Exact reproduction of all the data is required, with pictures excluded.

-- Data for processing follows --

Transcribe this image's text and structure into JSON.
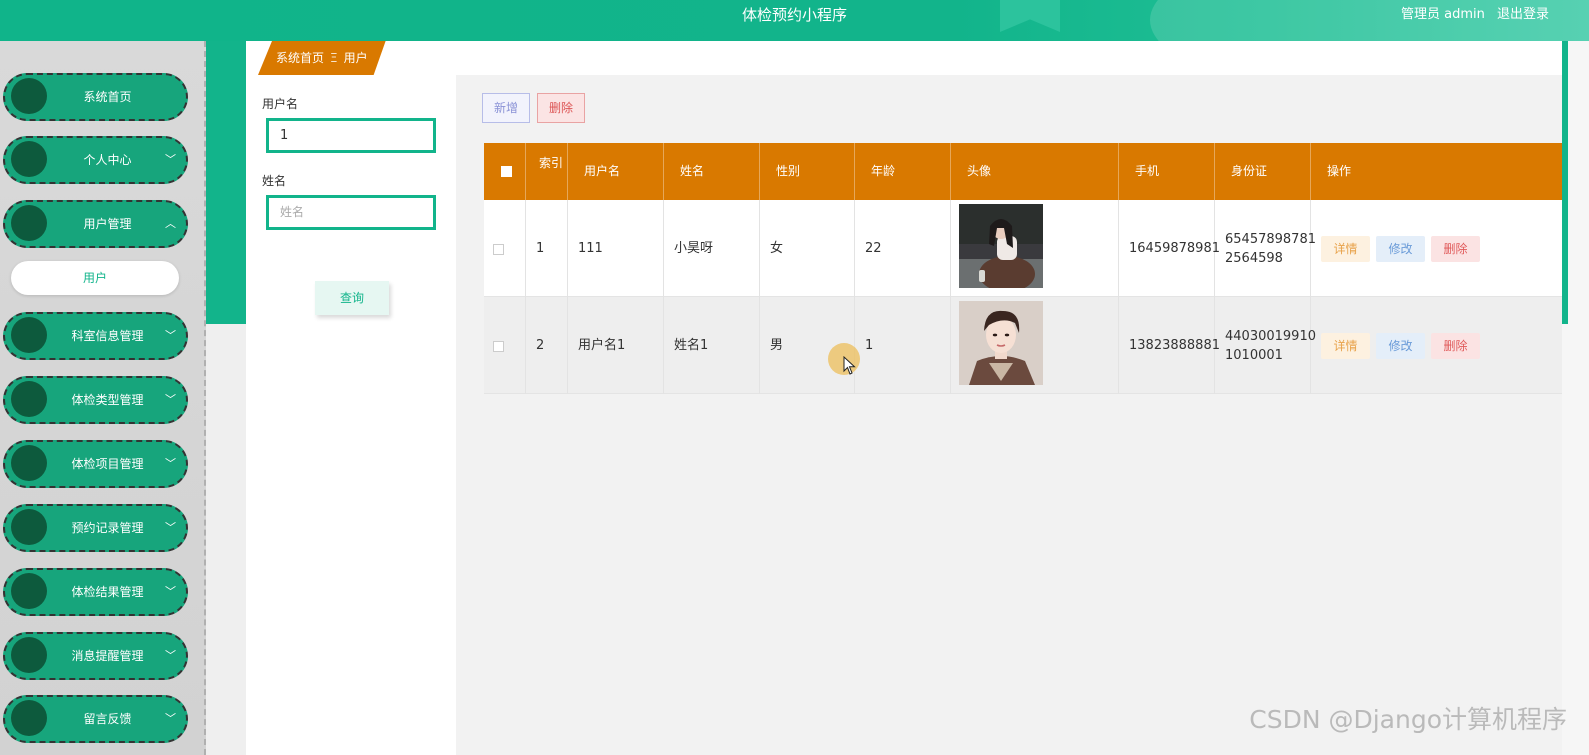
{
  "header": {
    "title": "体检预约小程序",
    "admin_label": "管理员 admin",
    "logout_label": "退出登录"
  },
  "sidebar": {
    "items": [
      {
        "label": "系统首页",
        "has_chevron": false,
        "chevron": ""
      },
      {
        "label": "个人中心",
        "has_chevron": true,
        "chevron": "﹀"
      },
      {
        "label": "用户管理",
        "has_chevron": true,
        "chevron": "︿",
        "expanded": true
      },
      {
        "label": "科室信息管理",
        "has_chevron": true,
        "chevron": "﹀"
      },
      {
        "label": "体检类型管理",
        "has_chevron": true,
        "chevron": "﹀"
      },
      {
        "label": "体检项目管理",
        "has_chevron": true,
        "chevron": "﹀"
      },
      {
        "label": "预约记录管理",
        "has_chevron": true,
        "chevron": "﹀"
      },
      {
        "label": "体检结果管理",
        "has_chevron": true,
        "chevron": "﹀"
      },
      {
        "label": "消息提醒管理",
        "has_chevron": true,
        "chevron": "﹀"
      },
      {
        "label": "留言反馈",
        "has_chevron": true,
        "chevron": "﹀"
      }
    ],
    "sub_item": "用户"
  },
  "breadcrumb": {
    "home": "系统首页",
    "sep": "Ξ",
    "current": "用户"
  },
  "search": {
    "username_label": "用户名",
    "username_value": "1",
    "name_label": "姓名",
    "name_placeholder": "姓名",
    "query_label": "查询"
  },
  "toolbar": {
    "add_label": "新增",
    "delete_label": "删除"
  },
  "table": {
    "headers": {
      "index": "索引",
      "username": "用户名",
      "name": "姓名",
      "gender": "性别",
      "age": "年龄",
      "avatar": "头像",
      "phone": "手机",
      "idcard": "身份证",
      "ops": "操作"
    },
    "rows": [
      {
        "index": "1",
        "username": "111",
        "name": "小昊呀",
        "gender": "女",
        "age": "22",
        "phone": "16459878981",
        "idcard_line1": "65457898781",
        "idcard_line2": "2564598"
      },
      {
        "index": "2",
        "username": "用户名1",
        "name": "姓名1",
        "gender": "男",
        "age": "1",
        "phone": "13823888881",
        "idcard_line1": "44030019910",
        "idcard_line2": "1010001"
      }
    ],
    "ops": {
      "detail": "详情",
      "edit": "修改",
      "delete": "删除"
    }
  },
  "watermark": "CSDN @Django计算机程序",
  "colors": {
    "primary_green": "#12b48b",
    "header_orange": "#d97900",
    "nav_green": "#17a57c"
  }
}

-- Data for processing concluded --

Answer space =>
Transcribe this image's text and structure into JSON.
{
  "header": {
    "title": "体检预约小程序",
    "admin_label": "管理员 admin",
    "logout_label": "退出登录"
  },
  "sidebar": {
    "items": [
      {
        "label": "系统首页",
        "has_chevron": false,
        "chevron": ""
      },
      {
        "label": "个人中心",
        "has_chevron": true,
        "chevron": "﹀"
      },
      {
        "label": "用户管理",
        "has_chevron": true,
        "chevron": "︿",
        "expanded": true
      },
      {
        "label": "科室信息管理",
        "has_chevron": true,
        "chevron": "﹀"
      },
      {
        "label": "体检类型管理",
        "has_chevron": true,
        "chevron": "﹀"
      },
      {
        "label": "体检项目管理",
        "has_chevron": true,
        "chevron": "﹀"
      },
      {
        "label": "预约记录管理",
        "has_chevron": true,
        "chevron": "﹀"
      },
      {
        "label": "体检结果管理",
        "has_chevron": true,
        "chevron": "﹀"
      },
      {
        "label": "消息提醒管理",
        "has_chevron": true,
        "chevron": "﹀"
      },
      {
        "label": "留言反馈",
        "has_chevron": true,
        "chevron": "﹀"
      }
    ],
    "sub_item": "用户"
  },
  "breadcrumb": {
    "home": "系统首页",
    "sep": "Ξ",
    "current": "用户"
  },
  "search": {
    "username_label": "用户名",
    "username_value": "1",
    "name_label": "姓名",
    "name_placeholder": "姓名",
    "query_label": "查询"
  },
  "toolbar": {
    "add_label": "新增",
    "delete_label": "删除"
  },
  "table": {
    "headers": {
      "index": "索引",
      "username": "用户名",
      "name": "姓名",
      "gender": "性别",
      "age": "年龄",
      "avatar": "头像",
      "phone": "手机",
      "idcard": "身份证",
      "ops": "操作"
    },
    "rows": [
      {
        "index": "1",
        "username": "111",
        "name": "小昊呀",
        "gender": "女",
        "age": "22",
        "phone": "16459878981",
        "idcard_line1": "65457898781",
        "idcard_line2": "2564598"
      },
      {
        "index": "2",
        "username": "用户名1",
        "name": "姓名1",
        "gender": "男",
        "age": "1",
        "phone": "13823888881",
        "idcard_line1": "44030019910",
        "idcard_line2": "1010001"
      }
    ],
    "ops": {
      "detail": "详情",
      "edit": "修改",
      "delete": "删除"
    }
  },
  "watermark": "CSDN @Django计算机程序",
  "colors": {
    "primary_green": "#12b48b",
    "header_orange": "#d97900",
    "nav_green": "#17a57c"
  }
}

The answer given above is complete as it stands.